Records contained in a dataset
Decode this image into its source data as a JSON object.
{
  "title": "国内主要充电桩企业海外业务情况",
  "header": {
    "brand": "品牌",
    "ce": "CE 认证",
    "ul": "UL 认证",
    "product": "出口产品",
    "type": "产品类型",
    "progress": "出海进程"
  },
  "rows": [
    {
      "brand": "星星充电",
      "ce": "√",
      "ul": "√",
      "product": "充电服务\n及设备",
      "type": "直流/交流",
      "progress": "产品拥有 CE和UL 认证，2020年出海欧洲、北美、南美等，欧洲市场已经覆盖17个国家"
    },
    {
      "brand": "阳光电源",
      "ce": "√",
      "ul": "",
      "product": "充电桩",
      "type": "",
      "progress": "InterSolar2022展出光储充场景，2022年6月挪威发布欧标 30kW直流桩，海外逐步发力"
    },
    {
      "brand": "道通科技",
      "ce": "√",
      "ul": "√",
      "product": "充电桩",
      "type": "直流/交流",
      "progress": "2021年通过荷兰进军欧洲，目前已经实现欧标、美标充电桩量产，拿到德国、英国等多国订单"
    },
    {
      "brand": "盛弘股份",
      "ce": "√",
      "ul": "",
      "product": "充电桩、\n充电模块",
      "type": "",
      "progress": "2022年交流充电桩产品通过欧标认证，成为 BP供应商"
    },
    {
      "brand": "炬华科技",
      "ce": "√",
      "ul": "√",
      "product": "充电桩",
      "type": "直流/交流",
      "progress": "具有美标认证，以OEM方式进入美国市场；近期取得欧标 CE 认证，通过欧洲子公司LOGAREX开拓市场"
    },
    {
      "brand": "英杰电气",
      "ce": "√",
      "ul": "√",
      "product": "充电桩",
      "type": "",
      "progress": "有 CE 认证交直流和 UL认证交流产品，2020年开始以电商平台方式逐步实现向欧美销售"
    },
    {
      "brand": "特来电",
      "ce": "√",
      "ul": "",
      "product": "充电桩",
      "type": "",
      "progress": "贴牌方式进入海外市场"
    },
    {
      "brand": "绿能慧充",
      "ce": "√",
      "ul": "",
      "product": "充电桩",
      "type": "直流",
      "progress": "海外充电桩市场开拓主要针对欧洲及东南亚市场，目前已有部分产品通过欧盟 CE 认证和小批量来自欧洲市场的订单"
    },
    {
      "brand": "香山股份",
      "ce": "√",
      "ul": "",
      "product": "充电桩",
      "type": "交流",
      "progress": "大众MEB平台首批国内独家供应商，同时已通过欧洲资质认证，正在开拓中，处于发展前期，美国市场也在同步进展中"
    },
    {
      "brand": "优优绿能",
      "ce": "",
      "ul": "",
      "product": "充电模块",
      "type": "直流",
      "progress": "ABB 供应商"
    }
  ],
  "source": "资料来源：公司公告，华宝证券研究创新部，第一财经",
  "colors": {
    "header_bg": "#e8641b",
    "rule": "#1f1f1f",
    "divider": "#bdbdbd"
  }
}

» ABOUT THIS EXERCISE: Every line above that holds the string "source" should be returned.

» FINISHED TASK:
Decode this image into its source data as a JSON object.
  "source": "资料来源：公司公告，华宝证券研究创新部，第一财经",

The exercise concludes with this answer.